## ASSIGNMENT
Examine every line of the listing below. Count those containing "this" and state only the result.

## RECORDS TO PROCESS
==============================

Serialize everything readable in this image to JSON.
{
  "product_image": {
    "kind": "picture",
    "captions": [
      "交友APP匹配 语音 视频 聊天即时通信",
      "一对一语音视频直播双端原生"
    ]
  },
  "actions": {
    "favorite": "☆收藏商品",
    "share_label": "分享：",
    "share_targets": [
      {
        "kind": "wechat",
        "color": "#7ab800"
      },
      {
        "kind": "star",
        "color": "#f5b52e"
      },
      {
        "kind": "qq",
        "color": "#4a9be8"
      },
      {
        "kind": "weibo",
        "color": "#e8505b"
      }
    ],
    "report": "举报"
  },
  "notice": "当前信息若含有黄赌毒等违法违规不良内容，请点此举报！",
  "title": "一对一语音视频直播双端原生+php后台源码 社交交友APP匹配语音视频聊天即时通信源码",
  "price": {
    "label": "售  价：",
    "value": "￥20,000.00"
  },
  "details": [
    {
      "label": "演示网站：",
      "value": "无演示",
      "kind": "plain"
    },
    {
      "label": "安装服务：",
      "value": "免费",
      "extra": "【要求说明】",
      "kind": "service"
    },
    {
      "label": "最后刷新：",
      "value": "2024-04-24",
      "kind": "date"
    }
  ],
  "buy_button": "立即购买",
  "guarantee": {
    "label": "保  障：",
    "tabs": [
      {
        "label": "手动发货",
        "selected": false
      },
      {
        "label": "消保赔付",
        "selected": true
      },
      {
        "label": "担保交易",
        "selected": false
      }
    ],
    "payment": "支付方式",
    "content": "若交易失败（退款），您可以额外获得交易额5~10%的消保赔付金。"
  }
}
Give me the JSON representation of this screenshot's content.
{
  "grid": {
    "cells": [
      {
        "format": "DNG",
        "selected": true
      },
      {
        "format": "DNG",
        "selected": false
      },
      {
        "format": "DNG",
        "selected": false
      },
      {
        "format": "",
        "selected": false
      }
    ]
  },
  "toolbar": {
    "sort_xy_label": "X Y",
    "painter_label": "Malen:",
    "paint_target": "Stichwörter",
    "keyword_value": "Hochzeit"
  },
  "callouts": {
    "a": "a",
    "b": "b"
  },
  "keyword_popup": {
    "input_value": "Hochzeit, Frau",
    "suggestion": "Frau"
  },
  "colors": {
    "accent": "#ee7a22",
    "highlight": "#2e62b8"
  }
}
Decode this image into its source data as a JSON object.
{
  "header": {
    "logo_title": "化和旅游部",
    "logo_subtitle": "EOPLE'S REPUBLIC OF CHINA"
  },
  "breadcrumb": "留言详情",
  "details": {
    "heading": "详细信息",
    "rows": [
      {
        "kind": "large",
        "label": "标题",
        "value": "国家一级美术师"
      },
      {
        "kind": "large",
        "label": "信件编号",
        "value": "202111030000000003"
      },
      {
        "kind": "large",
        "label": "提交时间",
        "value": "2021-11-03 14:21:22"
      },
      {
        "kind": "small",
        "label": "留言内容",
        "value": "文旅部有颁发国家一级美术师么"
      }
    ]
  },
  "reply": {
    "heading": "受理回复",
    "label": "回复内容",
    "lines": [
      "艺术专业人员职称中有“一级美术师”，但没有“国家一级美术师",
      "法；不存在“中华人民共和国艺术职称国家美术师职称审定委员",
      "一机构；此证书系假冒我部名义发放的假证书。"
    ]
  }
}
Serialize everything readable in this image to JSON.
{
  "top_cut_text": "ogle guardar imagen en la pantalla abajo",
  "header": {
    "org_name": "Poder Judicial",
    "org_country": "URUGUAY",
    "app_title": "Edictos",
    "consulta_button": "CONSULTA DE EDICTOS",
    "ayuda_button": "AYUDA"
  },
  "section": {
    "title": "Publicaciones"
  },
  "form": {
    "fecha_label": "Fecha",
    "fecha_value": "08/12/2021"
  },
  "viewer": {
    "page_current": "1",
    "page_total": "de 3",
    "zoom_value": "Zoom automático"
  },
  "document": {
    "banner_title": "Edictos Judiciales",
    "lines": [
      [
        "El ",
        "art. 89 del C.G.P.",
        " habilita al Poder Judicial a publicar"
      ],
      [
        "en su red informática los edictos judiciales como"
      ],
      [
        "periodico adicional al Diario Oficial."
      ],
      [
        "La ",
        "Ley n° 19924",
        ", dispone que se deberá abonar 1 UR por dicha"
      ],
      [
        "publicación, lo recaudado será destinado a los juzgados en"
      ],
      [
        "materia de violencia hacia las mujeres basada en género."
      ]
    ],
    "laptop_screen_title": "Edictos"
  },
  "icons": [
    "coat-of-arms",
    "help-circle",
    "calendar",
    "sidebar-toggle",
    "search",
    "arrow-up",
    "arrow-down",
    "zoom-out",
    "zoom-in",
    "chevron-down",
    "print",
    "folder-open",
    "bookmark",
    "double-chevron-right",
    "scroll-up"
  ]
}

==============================

## EXERCISE SOLUTION
4